First Ransomware Mac Virus: What it Means for Network Security

Ransomware has become the new term that brings a myriad headaches to companies whenever the word comes up and is a huge threat to a company’s network security. As an ever-growing virus that allows a hacker to lock up a company’s network, it’s a new concept in technology kidnapping. In this case, the person behind the virus asks for a ransom to get your files back.  

There isn’t any guarantee you’ll get your system unlocked after paying the ransom either. Some have, though it’s the worst possible risk you can take and potentially place you in financial jeopardy.

Since ransomware became a problem, it’s only attacked those using Windows. Now it’s invaded Macs, which was just waiting to happen. Experts say the Ransomware Mac virus is the ‘first of its kind’ and already brought significant trouble.

Regardless, Apple took immediate action to fight against this new ransomware variation. Given the name of “KeRanger”, it was quickly deemed fully functional and capable of encrypting files.

So what are the details behind how Mac managed to catch this? Also, what’s the real future of this insidious virus for all computers and businesses?

More Background on KeRanger

transmission ransomwareAccording to media reports, Mac users caught the virus through a program called Transmission. Despite having an ironic title, it’s frequently used to transfer data to peer-to-peer sharing site BitTorrent. Those who downloaded Transmission instantly infected their Macs.

Apple has always done a good job in jumping on security threats and getting them resolved. Their action in this case involved revoking a digital certificate so it prevented the ransomware from taking over.
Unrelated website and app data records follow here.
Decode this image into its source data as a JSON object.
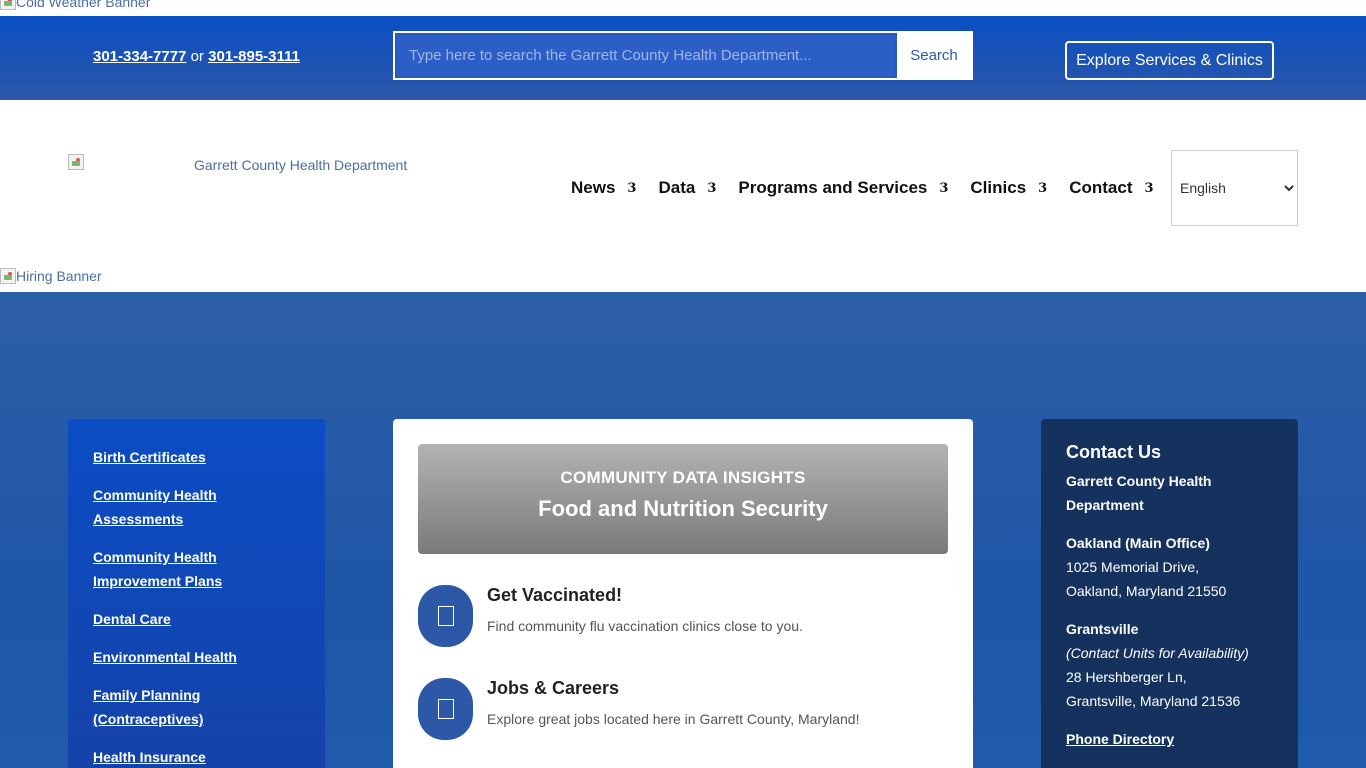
{
  "cold_banner": {
    "alt": "Cold Weather Banner"
  },
  "topbar": {
    "phone1": "301-334-7777",
    "or": "or",
    "phone2": "301-895-3111",
    "search_placeholder": "Type here to search the Garrett County Health Department...",
    "search_button": "Search",
    "explore_button": "Explore Services & Clinics"
  },
  "header": {
    "logo_alt": "Garrett County Health Department",
    "nav": [
      {
        "label": "News",
        "arrow": "3"
      },
      {
        "label": "Data",
        "arrow": "3"
      },
      {
        "label": "Programs and Services",
        "arrow": "3"
      },
      {
        "label": "Clinics",
        "arrow": "3"
      },
      {
        "label": "Contact",
        "arrow": "3"
      }
    ],
    "language": "English"
  },
  "hiring_banner": {
    "alt": "Hiring Banner"
  },
  "sidebar": {
    "links": [
      "Birth Certificates",
      "Community Health Assessments",
      "Community Health Improvement Plans",
      "Dental Care",
      "Environmental Health",
      "Family Planning (Contraceptives)",
      "Health Insurance"
    ]
  },
  "center": {
    "data_card": {
      "sup": "COMMUNITY DATA INSIGHTS",
      "title": "Food and Nutrition Security"
    },
    "features": [
      {
        "title": "Get Vaccinated!",
        "desc": "Find community flu vaccination clinics close to you.",
        "icon": "syringe-icon"
      },
      {
        "title": "Jobs & Careers",
        "desc": "Explore great jobs located here in Garrett County, Maryland!",
        "icon": "briefcase-icon"
      }
    ]
  },
  "contact": {
    "heading": "Contact Us",
    "org": "Garrett County Health Department",
    "main_office_label": "Oakland (Main Office)",
    "main_office_addr1": "1025 Memorial Drive,",
    "main_office_addr2": "Oakland, Maryland 21550",
    "grantsville_label": "Grantsville",
    "grantsville_note": "(Contact Units for Availability)",
    "grantsville_addr1": "28 Hershberger Ln,",
    "grantsville_addr2": "Grantsville, Maryland 21536",
    "phone_directory": "Phone Directory"
  },
  "colors": {
    "topbar": "#0a4fc4",
    "main_bg": "#2d5fa8",
    "contact_bg": "#15325e",
    "feature_circle": "#2d58a8"
  }
}
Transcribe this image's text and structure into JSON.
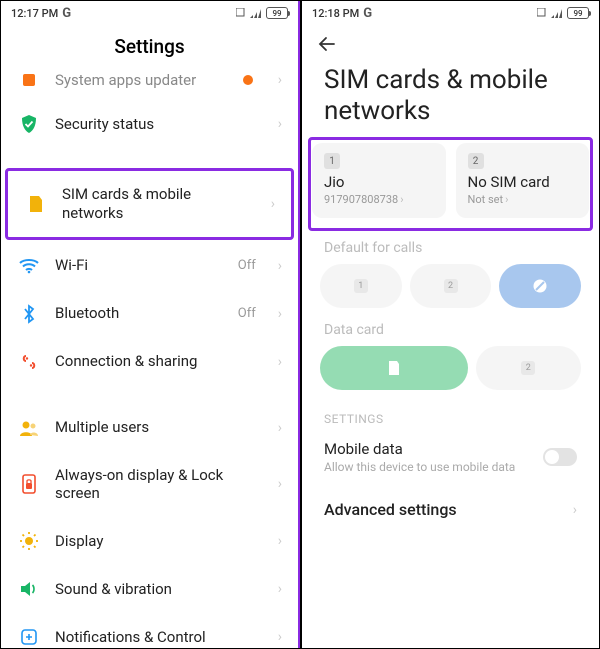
{
  "left": {
    "status": {
      "time": "12:17 PM",
      "battery": "99"
    },
    "title": "Settings",
    "rows": {
      "system_apps": {
        "label": "System apps updater"
      },
      "security": {
        "label": "Security status"
      },
      "sim": {
        "label": "SIM cards & mobile networks"
      },
      "wifi": {
        "label": "Wi-Fi",
        "value": "Off"
      },
      "bluetooth": {
        "label": "Bluetooth",
        "value": "Off"
      },
      "connection": {
        "label": "Connection & sharing"
      },
      "multiple_users": {
        "label": "Multiple users"
      },
      "aod": {
        "label": "Always-on display & Lock screen"
      },
      "display": {
        "label": "Display"
      },
      "sound": {
        "label": "Sound & vibration"
      },
      "notifications": {
        "label": "Notifications & Control"
      }
    }
  },
  "right": {
    "status": {
      "time": "12:18 PM",
      "battery": "99"
    },
    "title": "SIM cards & mobile networks",
    "sim1": {
      "badge": "1",
      "name": "Jio",
      "number": "917907808738"
    },
    "sim2": {
      "badge": "2",
      "name": "No SIM card",
      "status": "Not set"
    },
    "default_calls_label": "Default for calls",
    "calls_opt1": "1",
    "calls_opt2": "2",
    "data_card_label": "Data card",
    "data_opt2": "2",
    "settings_header": "SETTINGS",
    "mobile_data": {
      "title": "Mobile data",
      "desc": "Allow this device to use mobile data"
    },
    "advanced": "Advanced settings"
  }
}
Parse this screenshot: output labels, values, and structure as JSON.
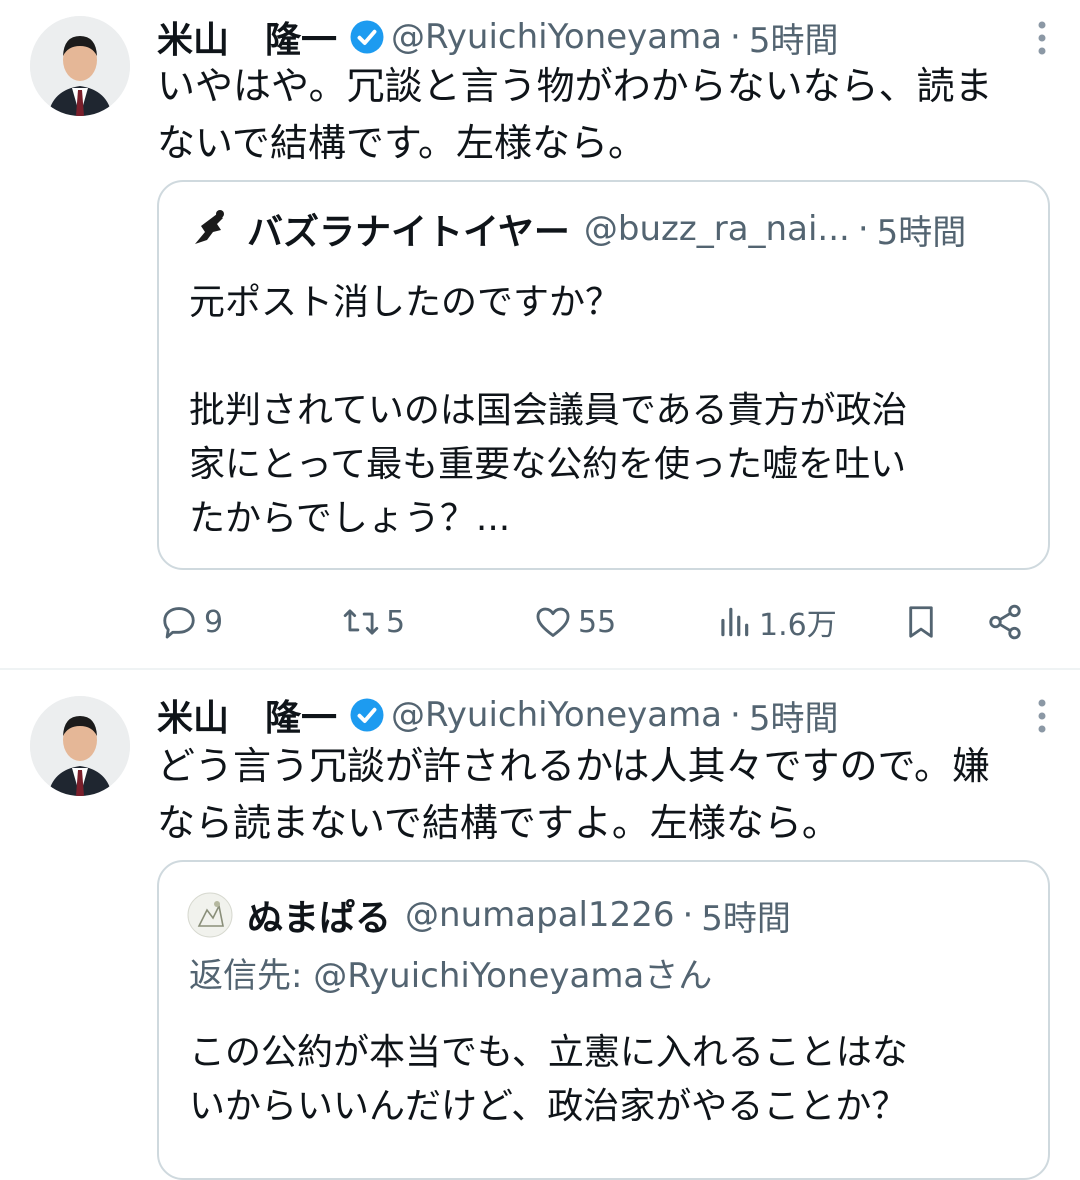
{
  "tweets": [
    {
      "author": {
        "name": "米山　隆一",
        "handle": "@RyuichiYoneyama",
        "separator": "·",
        "time": "5時間"
      },
      "text_lines": [
        "いやはや。冗談と言う物がわからないなら、読ま",
        "ないで結構です。左様なら。"
      ],
      "quote": {
        "author": {
          "name": "バズラナイトイヤー",
          "handle": "@buzz_ra_nai...",
          "separator": "·",
          "time": "5時間"
        },
        "text_lines": [
          "元ポスト消したのですか？",
          "",
          "批判されていのは国会議員である貴方が政治",
          "家にとって最も重要な公約を使った嘘を吐い",
          "たからでしょう？..."
        ]
      },
      "stats": {
        "replies": "9",
        "reposts": "5",
        "likes": "55",
        "views": "1.6万"
      }
    },
    {
      "author": {
        "name": "米山　隆一",
        "handle": "@RyuichiYoneyama",
        "separator": "·",
        "time": "5時間"
      },
      "text_lines": [
        "どう言う冗談が許されるかは人其々ですので。嫌",
        "なら読まないで結構ですよ。左様なら。"
      ],
      "quote": {
        "author": {
          "name": "ぬまぱる",
          "handle": "@numapal1226",
          "separator": "·",
          "time": "5時間"
        },
        "reply_to": {
          "prefix": "返信先: ",
          "handle": "@RyuichiYoneyama",
          "suffix": "さん"
        },
        "text_lines": [
          "この公約が本当でも、立憲に入れることはな",
          "いからいいんだけど、政治家がやることか？"
        ]
      }
    }
  ],
  "icons": {
    "verified": "verified-badge-icon",
    "more": "more-vertical-icon",
    "reply": "reply-icon",
    "repost": "repost-icon",
    "like": "heart-icon",
    "views": "views-icon",
    "bookmark": "bookmark-icon",
    "share": "share-icon"
  },
  "colors": {
    "verified": "#1d9bf0",
    "muted": "#536471",
    "text": "#0f1419",
    "border": "#cfd9de"
  }
}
Creators of Transmission above also took swift action to remove their infected file. What’s slightly troubling is Apple declined to make any further comment about the ransomware and who exactly caught it.

With Apple frequently taking pride in Macs being immune to viruses, this security threat shows they aren’t completely invincible.

What happens now to those infected? And what does the future hold for ransomware going after Macs again?

The Ransom Behind KeRanger

Those who inadvertently downloaded the virus haven’t seen the worst of it yet. It apparently stays silent for several days, then hijacks files while asking for 1 bitcoin (which is $400) to unlock your system. That means at the time of this writing, those infected are just now seeing the aftermath and likely scrambling on what to do.

A small amount of people were apparently infected, yet some of those may have been businesses. Ransomware is already affecting businesses around the world, and the FBI can hardly keep up. It’s become so prevalent and challenging to track down that the FBI recommends businesses just pay the ransom to get files returned.

Because federal law enforcement can hardly stay on top of ransomware, what does it say about Apple and ransomware creators being one step ahead?

Can We Trust Apple?

Hearing silence from Apple might lookapple ransomware a little chilling, even if we know they’ve taken care of the problem in the near term. Plenty of sites show ways to do security checks on your Mac to locate the virus and remove it. Yet, will ransomware find new ways to get into Macs and bring down the virus wall Apple always provides?

All of this can become averted in the first place when you have proper IT solutions in place. Through managed services, and networking support, things like ransomware can get scoped out easier.

Managed services work remotely to monitor your systems to assure everything going in and going out is safe. Using preventative measures, most of the worst problems already get eliminated.

Want to learn more about how to protect and prevent ransomware and other New IE security issues? Download our free resource, The Business Owner’s Guide to Data Protection & Security. You’ll learn practical steps that will provide solutions and help you decide how to manage the security of the data you hold.